The WaterWise Garden: An introduction to Xeriscaping and reducing the amount of water you need for a beautiful garden year round.
As we get into summer, many of us are concerned about how well our gardens will survive as it gets hotter and we have to work within the city’s water restrictions. The key to a beautiful, drought resistant garden is Xeriscaping – which really just means ‘water wise gardening’.
It may seem complicated, but once you understand the principles, it makes sense and it has the added bonus that it will not only save water, it will also save you time and money.
It’s all about having the right plant in the right place.
It’s about grouping plants in the garden according to their needs and the site conditions. You are already used to grouping plants according to whether they like sun or shade or a bit of both. Xeriscaping takes that just a step further by also grouping them according to how much water they like. The obvious advantage of this is that you don’t damage plants that prefer dry conditions by overwatering to satisfy the needs of ‘thirsty’ plants and visa versa. You also contain your watering to specific areas instead of having to water the entire garden.

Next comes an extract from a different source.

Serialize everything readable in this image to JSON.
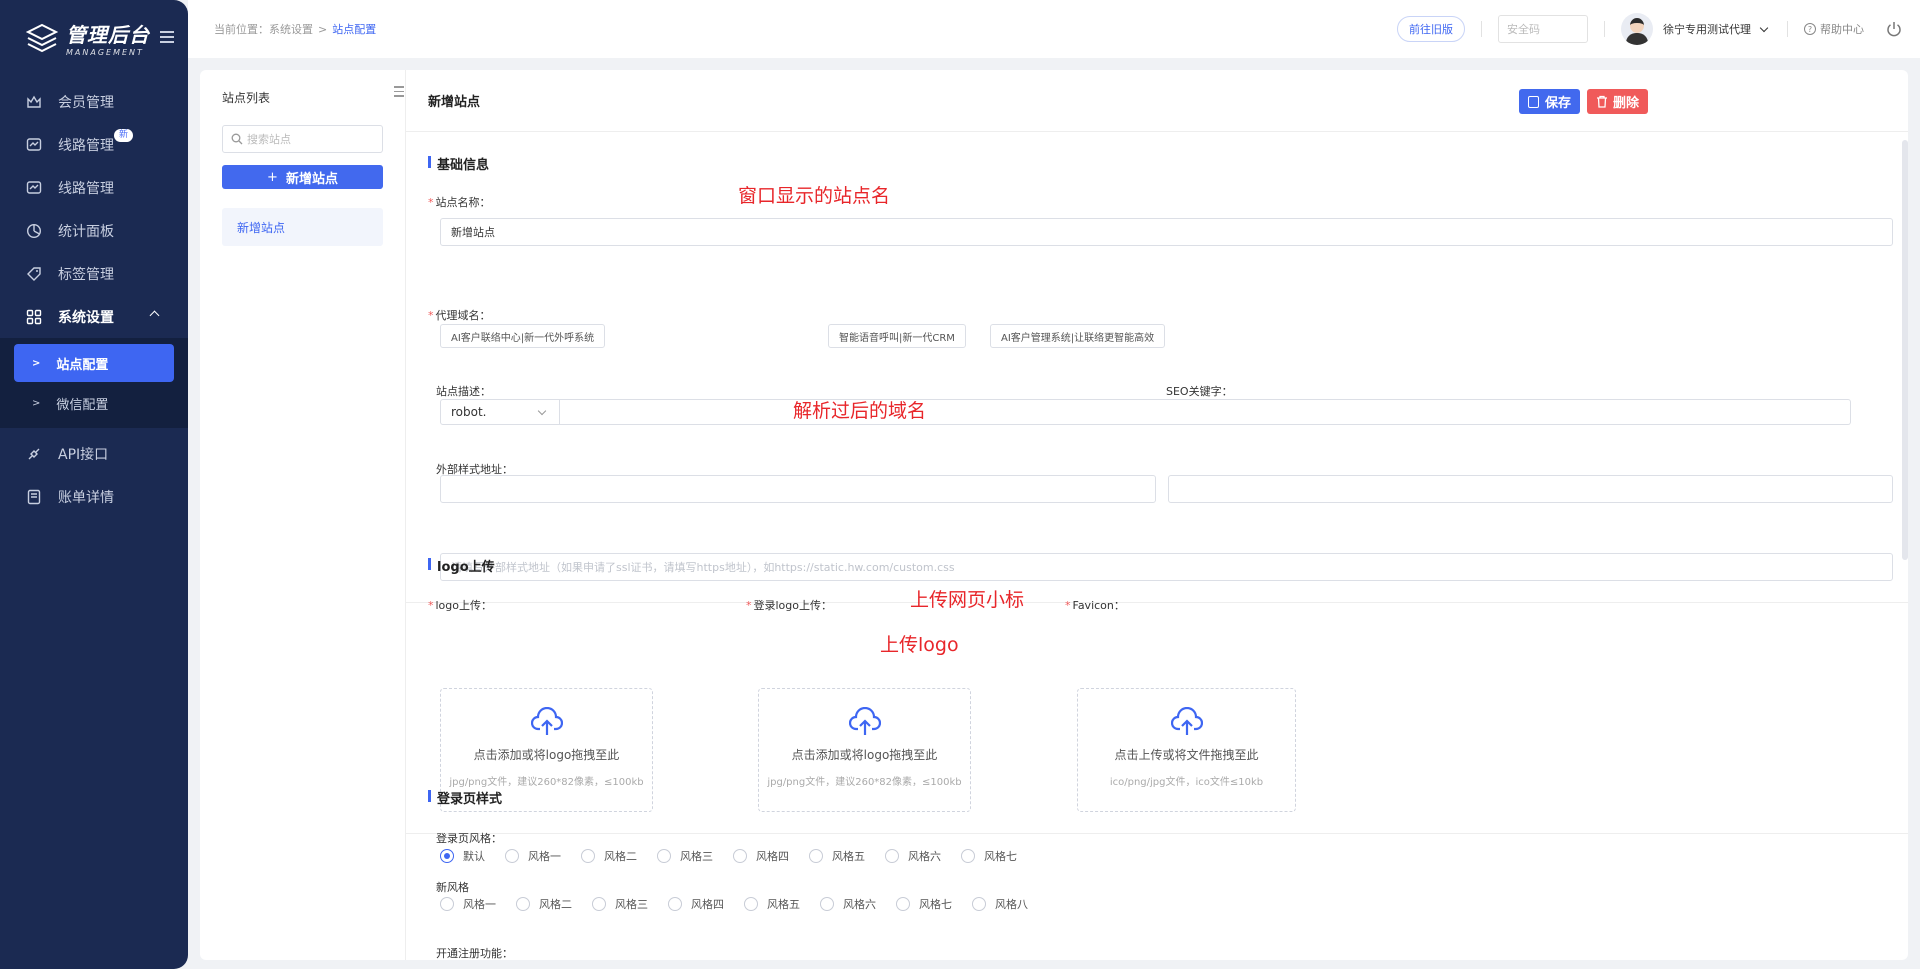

As we wrote in a previous article, good gardening begins with conditioning your soil. The most effective way is by adding compost which helps retain moisture in dry, sandy soil and also improves drainage in clay, wet soil. If you have either of these types of soil, you should know that they both have upsides and downsides. Clay retains nutrients while sandy soil allows good drainage. Adding compost helps to maximize the good points while alleviating the bad ones. Adding a few inches of mulch on top of the soil will also help to retain moisture by slowing down the rate of evaporation.
Once your soil is prepared it’s time to begin assessing your current plants.
Make a note of those that need to be watered a lot and those that don’t. The ones that need more water are those that tend to go pale and droop in hot weather or when you haven’t watered for a day or two. Conversely, the ones that don’t like too much water will droop if you water them too much.
Next, think about the situation of your garden. Do you have wind channels funneling through it during the windy season? Winter winds can freeze plants while summer winds can dry them out. The solution is to create wind breaks with hedging.
Do you have a lot of lawn? Grass is ‘thirsty’ and can require up to 3″ more rainfall in some areas to keep it healthy. If you want to reduce the amount of watering you do and if you could do without mowing the lawn, consider reducing the amount of turf or even replacing it entirely with less thirsty landscaping. There are a number of drought resistant ornamental grasses and groundcovers that provide a suitable alternative.
If you must have lawn, then make sure you have at least 4″ to 6″ of good top soil and don’t mow the grass too short. Longer grass has deeper roots meaning it’s able to find water more easily without help from you.
Do you have a sloping garden? If so, you might not have thought about this, but you are losing a lot of water. Water runs down slopes. ‘The solution is to either flatten the slope or to terrace it.
Do you have berms? Berms are raised ridges often used to add depth and interest to a garden. Having them along curbs or walkways is another way to lose water, for the same reason that slopes lose water. They’re useful in areas where the plants are drought resistant as they funnel the water away. If you’re looking to conserve water and use it where needed, channel out these areas so that the water collects and then funnel it to where you need it most.
What about vegetable and fruit gardens? Yes, they can be waterwise too! If you have raised beds, then these will dry out quicker than either flat beds or beds situated on gentle slopes. The solution is to add compost and to mulch at least 4″ deep in order to minimize evaporation and maximize absorption. Before mulching, wait until the weather warms – if you mulch too early, the soil will be too cool. After a good watering or rainfall, add to mulch to beds where the plants are tall enough. If you are having a very wet summer, remove some of the mulch to prevent rot and slugs and snails.
Mulches for vegetable gardens can include: straw, leaf mold, grass clippings and even newspaper. Generally vegetable beds require an inch of water a week, administered as half an inch twice a week.
No matter how carefully you choose drought resistant plants, remember that even they need some water, especially during their first year. It’s important to water consistently until they’re established.
The best time to plant is when it’s cooler, during spring and fall when there’s adequate rainfall. This helps their roots to become established so that later they will need very little watering during the hot, dry season.
If you’re stuck for ideas about how to make your garden water wise, ask us for help. We also encourage you to visit other water wise gardens and demonstration gardens. Take note of which plants in your neighbourhood tend to do well with minimal watering during the heat. Plants such as Iris Germanica, Daylilies, Peonies and Lilacs seem to thrive no matter how much they’re neglected.
Read up on the topic. Join a garden club. Follow web sites and blogs that feature water wise gardening techniques. With a little planning, you can have a water wise garden that looks great no matter what time of the year it is. All using less water than your lawn!
Look out for our next article on “How to Spot a Drought Tolerant Plant.” We’ll also share some sketches of different water wise garden layouts.